Make of that what you will.
These wooden Wine Bottle Holders are about 9″ long, but they only stand with a full wine bottle in place. Without the wine, they fall over … unlike humans, who more often fall over with wine, not without it.
Make of that what you will.
I’ve made 8 in this initial run, and half of them have light colored wooden centers, making them ideal for personalization.
Wine Bottle Holder 17 – 03. Purpleheart, Hard Maple & Cherry. Easy to personalize on the Cherry.
Wine Bottle Holder 17 – 02. Bloodwood, Hard Maple & Jatoba.
Wine Bottle Holder 17 – 04. Purpleheart, Hard Maple & Bloodwood.
Wine Bottle Holder 17 – 01. Jatoba, Yellowheart & Maple. The Hard Maple is easy to personalize, as you can see.
It’s been a glorious run. 75 days without an event meant I had time to retire to the
garage woodshop, and really get to making. And then Dr H showed up, and showed me how the professionals do it.
He just recently actually retired, you see, so he’s the professional at, uh, retiring. Me, I’ve got a long way to go before I can say I don’t have a job, just a hobby. And it’s an out of control hobby, at that.
While he was here, I showed him how I do what I do for fun. He even had some fun with me, until I handed him a sander & told him to get to work.
And work he did. That’ll teach him … ’cause that boy needs teaching. And if you know him, you know what I mean.
But, unfortunately, all good things must end and Dr H’s vacation from retirement (which is confusing to me) is over and he’s now on the way home. I’m left sweeping the floors by myself … which is a good thing, as there is a lot of sawdust to clean up. Vacations are over, making is complete for now, and it’s time to get back to vendoring.
This weekend, you’ll find me at the Fresno Home & Garden Show. Big doings in Fresno. Who knew?
This is a solo show for me; Mrs M has concluded she may not belong at Home & Garden Shows.
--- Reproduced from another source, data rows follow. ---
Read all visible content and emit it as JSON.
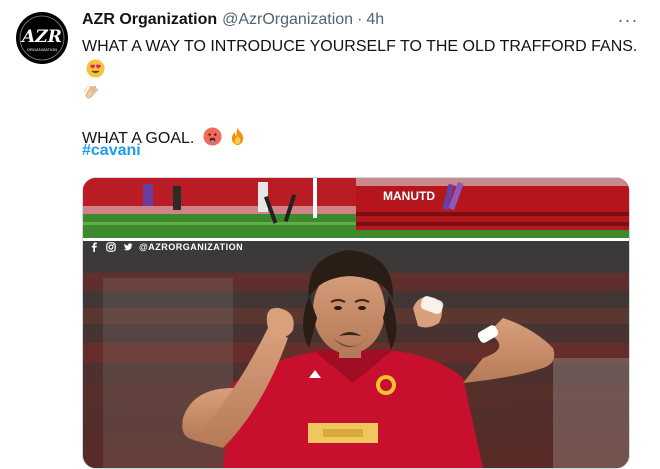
{
  "tweet": {
    "author_name": "AZR Organization",
    "handle": "@AzrOrganization",
    "separator": "·",
    "timestamp": "4h",
    "more_label": "···",
    "text_line_1": "WHAT A WAY TO INTRODUCE YOURSELF TO THE OLD TRAFFORD FANS.",
    "text_line_2": "WHAT A GOAL.",
    "hashtag": "#cavani"
  },
  "avatar": {
    "logo_text": "AZR",
    "logo_subtext": "ORGANIZATION"
  },
  "media": {
    "watermark": "@AZRORGANIZATION",
    "board_text": "MANUTD",
    "icons": [
      "facebook-icon",
      "instagram-icon",
      "twitter-icon"
    ]
  },
  "emojis": [
    "heart-eyes-emoji",
    "clapping-hands-emoji",
    "hot-face-emoji",
    "fire-emoji"
  ],
  "colors": {
    "link": "#1d9bf0",
    "secondary_text": "#536471",
    "jersey_red": "#c8102e"
  }
}
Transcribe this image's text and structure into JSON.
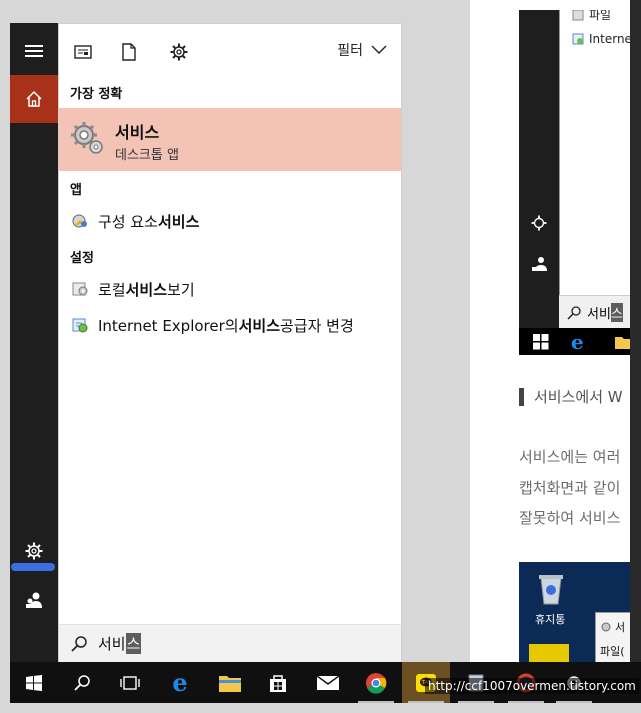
{
  "start_menu": {
    "top_icons": [
      "document-icon",
      "file-icon",
      "gear-icon"
    ],
    "filter_label": "필터",
    "best_match": {
      "heading": "가장 정확",
      "title": "서비스",
      "subtitle": "데스크톱 앱"
    },
    "apps": {
      "heading": "앱",
      "items": [
        {
          "prefix": "구성 요소 ",
          "bold": "서비스",
          "suffix": ""
        }
      ]
    },
    "settings": {
      "heading": "설정",
      "items": [
        {
          "prefix": "로컬 ",
          "bold": "서비스",
          "suffix": " 보기"
        },
        {
          "prefix": "Internet Explorer의 ",
          "bold": "서비스",
          "suffix": " 공급자 변경"
        }
      ]
    },
    "search": {
      "typed": "서비",
      "composing": "스"
    }
  },
  "document": {
    "shot_top_items": [
      "파일",
      "Internet"
    ],
    "shot_search_text": "서비",
    "shot_search_cursor": "스",
    "heading": "서비스에서 W",
    "lines": [
      "서비스에는 여러",
      "캡처화면과 같이",
      "잘못하여 서비스"
    ],
    "shot2_recycle_label": "휴지통",
    "shot2_popup": [
      "서",
      "파일("
    ]
  },
  "taskbar": {
    "url": "http://ccf1007overmen.tistory.com"
  },
  "colors": {
    "accent_home": "#a8311a",
    "best_match_bg": "#f3c3b5",
    "pen_mark": "#3b6fe0"
  }
}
No matter; I’m sure that I’ll be able to find a good time. In Fresno. After all, I’m bringing the magic with me.
Magic Bottle Opener 17 – 601. Jatoba, Padauk, Cherry & Hard Maple. Double Magic.
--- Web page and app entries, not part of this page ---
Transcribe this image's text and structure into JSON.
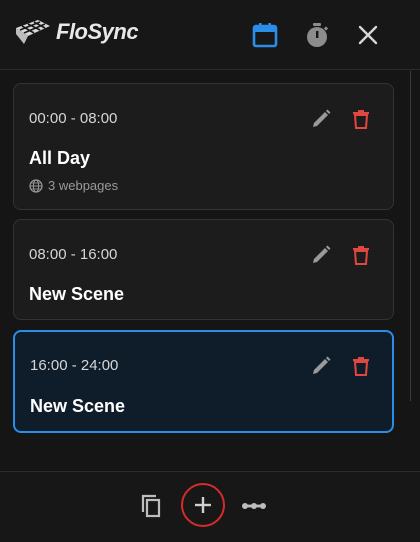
{
  "app": {
    "name": "FloSync"
  },
  "header": {
    "calendar_icon": "calendar-icon",
    "timer_icon": "stopwatch-icon",
    "close_icon": "close-icon",
    "accent_color": "#2a8de8"
  },
  "scenes": [
    {
      "time": "00:00 - 08:00",
      "name": "All Day",
      "meta": "3 webpages",
      "selected": false
    },
    {
      "time": "08:00 - 16:00",
      "name": "New Scene",
      "meta": "",
      "selected": false
    },
    {
      "time": "16:00 - 24:00",
      "name": "New Scene",
      "meta": "",
      "selected": true
    }
  ],
  "card_actions": {
    "edit_icon": "pencil-icon",
    "delete_icon": "trash-icon",
    "delete_color": "#e0473f"
  },
  "footer": {
    "copy_icon": "copy-icon",
    "add_icon": "plus-icon",
    "more_icon": "more-horizontal-icon",
    "add_highlight_color": "#d62b2b"
  }
}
Magic Bottle Opener 17 – 602. Padauk, Hard Maple & Honey Locust. Double Magic.
Magic Bottle Opener 17 – 603. Yellowheart, Jatoba, Cherry & Mahogany. Single Magic.
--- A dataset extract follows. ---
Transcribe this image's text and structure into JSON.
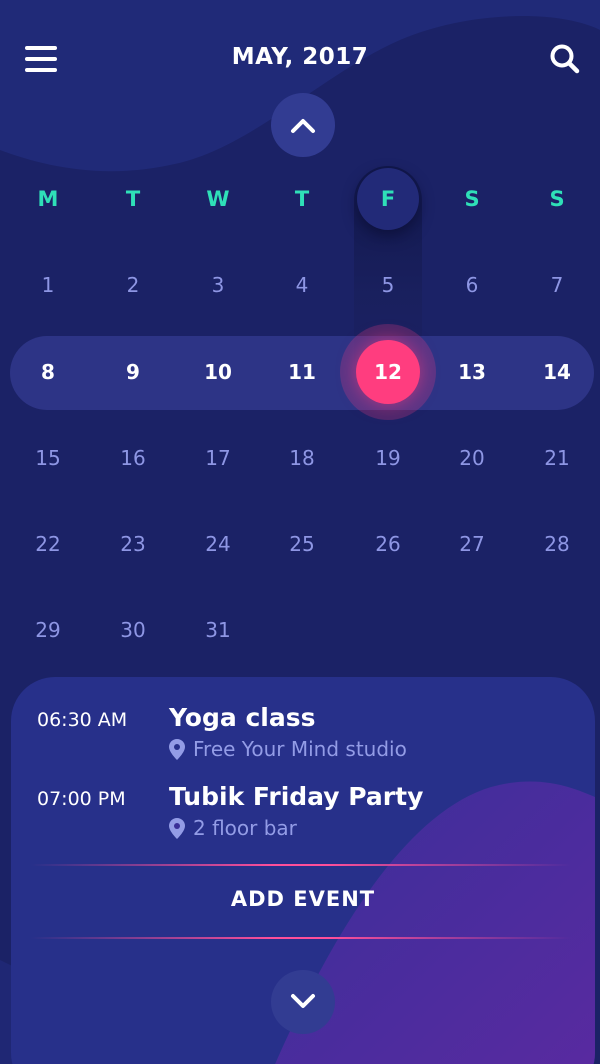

Magic Bottle Opener 17 – 604. Hard Maple, Padauk, Black Walnut & Cherry. Single Magic.
Magic Bottle Opener 17 – 605. Cherry, Purpleheart, Hard Maple & Bubinga. Single Magic.
Magic Bottle Opener 17 – 607. Padauk, Honey Locust, Canarywood & Yellowheart. Single Magic.
Magic Bottle Opener 17 – 608. Padauk, Hard Maple & Honey Locust. Single Magic.
Magic Bottle Opener 17 – 606. Purpleheart, Bloodwood, Caribbean Rosewood & Canarywood. Single Magic.
Magic Bottle Opener 17 – 609. Jatoba, Padauk, Cherry & Hard Maple. Single Magic.
More Magic Required
The Last Bits Of Magic